What about timing? Next we connect the oscilloscope so it captures the signals from the proximity switch on first channel and the output pulse from the controller on the second channel (Figure 5). When we examine the result, it’s immediately clear that something is wrong. The bottom trace (the output from the proximity switch) is not stable in relation to the top trace (the controller output).

An oscilloscope displays varying voltages as a line (called a “trace”) that sweeps from left to right across the screen. If this line is drawn faster (that is, if we increase the oscilloscope’s sweep speed), we can see a more detailed view of how the voltage is changing moment by moment (or millisecond by millisecond).

“Zooming in” on the signals in this way (Figure 6) reveals that the output from the proximity switch (lower trace) isn’t changing from off to on in a single transition (red circle). Instead, faulty switch contacts are bouncing on and off for about five milliseconds before the output stabilizes. The controller is unable read this jagged voltage correctly, so its output varies broadly (over the time range shown by the red bars in the top trace). That’s what’s causing the erratic behavior.

The bottom line

A digital multimeter can show precise amplitude and time measurements, and can show when a switch fails to open or close, but when it comes to subtle or intermittent events, an oscilloscope can give you the additional information you need to diagnose the problem.

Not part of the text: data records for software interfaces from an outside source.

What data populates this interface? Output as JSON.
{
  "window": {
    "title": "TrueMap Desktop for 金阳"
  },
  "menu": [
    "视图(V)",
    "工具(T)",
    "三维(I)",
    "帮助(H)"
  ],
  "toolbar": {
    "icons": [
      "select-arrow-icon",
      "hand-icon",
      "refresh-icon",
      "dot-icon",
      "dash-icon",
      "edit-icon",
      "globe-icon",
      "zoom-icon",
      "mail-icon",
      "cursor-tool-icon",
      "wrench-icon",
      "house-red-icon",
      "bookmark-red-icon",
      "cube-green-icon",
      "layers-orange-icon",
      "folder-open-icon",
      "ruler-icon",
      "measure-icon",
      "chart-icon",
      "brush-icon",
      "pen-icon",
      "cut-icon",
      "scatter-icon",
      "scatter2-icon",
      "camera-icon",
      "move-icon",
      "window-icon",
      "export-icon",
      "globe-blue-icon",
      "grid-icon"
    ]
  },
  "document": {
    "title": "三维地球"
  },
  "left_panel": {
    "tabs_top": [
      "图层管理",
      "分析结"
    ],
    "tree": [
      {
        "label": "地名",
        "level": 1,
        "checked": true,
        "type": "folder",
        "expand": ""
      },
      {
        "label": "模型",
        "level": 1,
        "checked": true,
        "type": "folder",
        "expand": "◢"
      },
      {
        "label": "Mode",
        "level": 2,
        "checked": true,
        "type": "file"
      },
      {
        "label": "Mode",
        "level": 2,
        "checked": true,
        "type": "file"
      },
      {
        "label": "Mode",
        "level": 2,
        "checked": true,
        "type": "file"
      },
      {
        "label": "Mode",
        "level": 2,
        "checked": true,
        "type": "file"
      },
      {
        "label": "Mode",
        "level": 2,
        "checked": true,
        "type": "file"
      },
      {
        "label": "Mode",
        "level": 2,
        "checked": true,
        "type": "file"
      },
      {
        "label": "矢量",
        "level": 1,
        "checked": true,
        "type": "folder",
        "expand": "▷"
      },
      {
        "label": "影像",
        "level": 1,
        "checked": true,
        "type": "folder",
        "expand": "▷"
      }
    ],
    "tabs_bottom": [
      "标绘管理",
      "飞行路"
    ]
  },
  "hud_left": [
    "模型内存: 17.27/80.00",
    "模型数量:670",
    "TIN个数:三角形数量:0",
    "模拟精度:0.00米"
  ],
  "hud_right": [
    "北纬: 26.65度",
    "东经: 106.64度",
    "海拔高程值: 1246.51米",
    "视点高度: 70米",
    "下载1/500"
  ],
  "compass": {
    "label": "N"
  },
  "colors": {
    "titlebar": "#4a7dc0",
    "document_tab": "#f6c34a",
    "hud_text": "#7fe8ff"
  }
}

A picture really is worth a thousand words!

Next: Beyond the Multimeter, Part 5: Troubleshooting a DC Power Supply with a Multimeter and an Oscilloscope.

Beyond the Multimeter, Part 1: Troubleshooting a Variable Frequency Drive with a Multimeter and an Oscilloscope »

Beyond the Multimeter, Part 2: Using a Multimeter and an Oscilloscope to Troubleshoot Transient Voltages in Variable Frequency Drive Output »

Beyond the Multimeter, Part 3: Troubleshooting a Rotary Encoder with a Multimeter and an Oscilloscope »

Beyond the Multimeter, Part 5: Troubleshooting a DC Power Supply with a Multimeter and an Oscilloscope »